▶ [What is expected]
Reproduce each entry exactly.

▶ [Input material]
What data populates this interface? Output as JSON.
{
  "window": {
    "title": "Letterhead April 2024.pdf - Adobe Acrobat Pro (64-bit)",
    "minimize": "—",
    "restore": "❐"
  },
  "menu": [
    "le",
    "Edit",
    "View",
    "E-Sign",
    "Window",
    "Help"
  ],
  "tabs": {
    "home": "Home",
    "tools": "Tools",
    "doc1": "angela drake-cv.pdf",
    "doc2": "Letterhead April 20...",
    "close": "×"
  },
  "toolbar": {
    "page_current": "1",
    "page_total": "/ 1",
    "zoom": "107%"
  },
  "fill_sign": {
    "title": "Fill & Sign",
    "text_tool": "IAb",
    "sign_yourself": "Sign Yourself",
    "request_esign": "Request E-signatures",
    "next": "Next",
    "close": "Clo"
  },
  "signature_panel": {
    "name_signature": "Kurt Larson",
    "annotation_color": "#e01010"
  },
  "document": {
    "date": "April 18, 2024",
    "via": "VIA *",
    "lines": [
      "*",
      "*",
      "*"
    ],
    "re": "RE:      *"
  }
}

▶ [Answer section]
What data populates this interface? Output as JSON.
{
  "window": {
    "title": "Letterhead April 2024.pdf - Adobe Acrobat Pro (64-bit)",
    "minimize": "—",
    "restore": "❐"
  },
  "menu": [
    "le",
    "Edit",
    "View",
    "E-Sign",
    "Window",
    "Help"
  ],
  "tabs": {
    "home": "Home",
    "tools": "Tools",
    "doc1": "angela drake-cv.pdf",
    "doc2": "Letterhead April 20...",
    "close": "×"
  },
  "toolbar": {
    "page_current": "1",
    "page_total": "/ 1",
    "zoom": "107%"
  },
  "fill_sign": {
    "title": "Fill & Sign",
    "text_tool": "IAb",
    "sign_yourself": "Sign Yourself",
    "request_esign": "Request E-signatures",
    "next": "Next",
    "close": "Clo"
  },
  "signature_panel": {
    "name_signature": "Kurt Larson",
    "annotation_color": "#e01010"
  },
  "document": {
    "date": "April 18, 2024",
    "via": "VIA *",
    "lines": [
      "*",
      "*",
      "*"
    ],
    "re": "RE:      *"
  }
}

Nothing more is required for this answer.